▸ **Task description**: Print each record below exactly as it appears.

[Items from an interface collection]
_ _ _ _ _ _ _
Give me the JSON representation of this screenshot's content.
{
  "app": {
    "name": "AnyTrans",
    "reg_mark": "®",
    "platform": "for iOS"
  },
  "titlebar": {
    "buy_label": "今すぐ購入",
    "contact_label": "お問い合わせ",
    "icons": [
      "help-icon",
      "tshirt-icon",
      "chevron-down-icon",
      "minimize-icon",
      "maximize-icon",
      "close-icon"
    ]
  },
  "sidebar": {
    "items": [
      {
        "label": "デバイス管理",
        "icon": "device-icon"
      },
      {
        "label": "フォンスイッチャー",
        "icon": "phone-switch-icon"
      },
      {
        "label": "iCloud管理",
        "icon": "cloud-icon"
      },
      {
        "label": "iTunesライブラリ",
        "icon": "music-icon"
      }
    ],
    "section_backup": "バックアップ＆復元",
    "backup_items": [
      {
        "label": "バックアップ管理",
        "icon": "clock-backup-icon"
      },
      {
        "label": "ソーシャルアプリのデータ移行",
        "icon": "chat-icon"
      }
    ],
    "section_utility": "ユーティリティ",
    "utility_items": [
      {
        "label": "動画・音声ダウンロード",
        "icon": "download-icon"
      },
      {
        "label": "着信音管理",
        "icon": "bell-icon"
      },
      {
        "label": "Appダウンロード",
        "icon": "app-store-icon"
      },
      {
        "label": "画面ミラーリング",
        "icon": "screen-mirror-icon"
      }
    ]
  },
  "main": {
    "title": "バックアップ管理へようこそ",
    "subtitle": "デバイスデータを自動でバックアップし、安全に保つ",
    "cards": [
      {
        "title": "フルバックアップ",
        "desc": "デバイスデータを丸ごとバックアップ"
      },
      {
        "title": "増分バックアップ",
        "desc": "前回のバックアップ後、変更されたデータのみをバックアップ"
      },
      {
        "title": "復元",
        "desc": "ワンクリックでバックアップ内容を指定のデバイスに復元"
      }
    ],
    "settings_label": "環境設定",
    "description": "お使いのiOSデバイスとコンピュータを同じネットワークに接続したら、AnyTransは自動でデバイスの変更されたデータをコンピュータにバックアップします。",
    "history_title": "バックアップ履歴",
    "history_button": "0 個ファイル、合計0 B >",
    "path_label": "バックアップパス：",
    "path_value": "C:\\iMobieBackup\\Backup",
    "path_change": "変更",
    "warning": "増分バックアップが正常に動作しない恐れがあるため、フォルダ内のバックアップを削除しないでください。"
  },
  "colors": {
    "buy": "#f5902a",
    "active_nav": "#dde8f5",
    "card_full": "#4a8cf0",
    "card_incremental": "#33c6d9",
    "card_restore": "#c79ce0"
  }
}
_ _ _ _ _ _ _
▸ **Solution for this exercise**:
Give me the JSON representation of this screenshot's content.
{
  "app": {
    "name": "AnyTrans",
    "reg_mark": "®",
    "platform": "for iOS"
  },
  "titlebar": {
    "buy_label": "今すぐ購入",
    "contact_label": "お問い合わせ",
    "icons": [
      "help-icon",
      "tshirt-icon",
      "chevron-down-icon",
      "minimize-icon",
      "maximize-icon",
      "close-icon"
    ]
  },
  "sidebar": {
    "items": [
      {
        "label": "デバイス管理",
        "icon": "device-icon"
      },
      {
        "label": "フォンスイッチャー",
        "icon": "phone-switch-icon"
      },
      {
        "label": "iCloud管理",
        "icon": "cloud-icon"
      },
      {
        "label": "iTunesライブラリ",
        "icon": "music-icon"
      }
    ],
    "section_backup": "バックアップ＆復元",
    "backup_items": [
      {
        "label": "バックアップ管理",
        "icon": "clock-backup-icon"
      },
      {
        "label": "ソーシャルアプリのデータ移行",
        "icon": "chat-icon"
      }
    ],
    "section_utility": "ユーティリティ",
    "utility_items": [
      {
        "label": "動画・音声ダウンロード",
        "icon": "download-icon"
      },
      {
        "label": "着信音管理",
        "icon": "bell-icon"
      },
      {
        "label": "Appダウンロード",
        "icon": "app-store-icon"
      },
      {
        "label": "画面ミラーリング",
        "icon": "screen-mirror-icon"
      }
    ]
  },
  "main": {
    "title": "バックアップ管理へようこそ",
    "subtitle": "デバイスデータを自動でバックアップし、安全に保つ",
    "cards": [
      {
        "title": "フルバックアップ",
        "desc": "デバイスデータを丸ごとバックアップ"
      },
      {
        "title": "増分バックアップ",
        "desc": "前回のバックアップ後、変更されたデータのみをバックアップ"
      },
      {
        "title": "復元",
        "desc": "ワンクリックでバックアップ内容を指定のデバイスに復元"
      }
    ],
    "settings_label": "環境設定",
    "description": "お使いのiOSデバイスとコンピュータを同じネットワークに接続したら、AnyTransは自動でデバイスの変更されたデータをコンピュータにバックアップします。",
    "history_title": "バックアップ履歴",
    "history_button": "0 個ファイル、合計0 B >",
    "path_label": "バックアップパス：",
    "path_value": "C:\\iMobieBackup\\Backup",
    "path_change": "変更",
    "warning": "増分バックアップが正常に動作しない恐れがあるため、フォルダ内のバックアップを削除しないでください。"
  },
  "colors": {
    "buy": "#f5902a",
    "active_nav": "#dde8f5",
    "card_full": "#4a8cf0",
    "card_incremental": "#33c6d9",
    "card_restore": "#c79ce0"
  }
}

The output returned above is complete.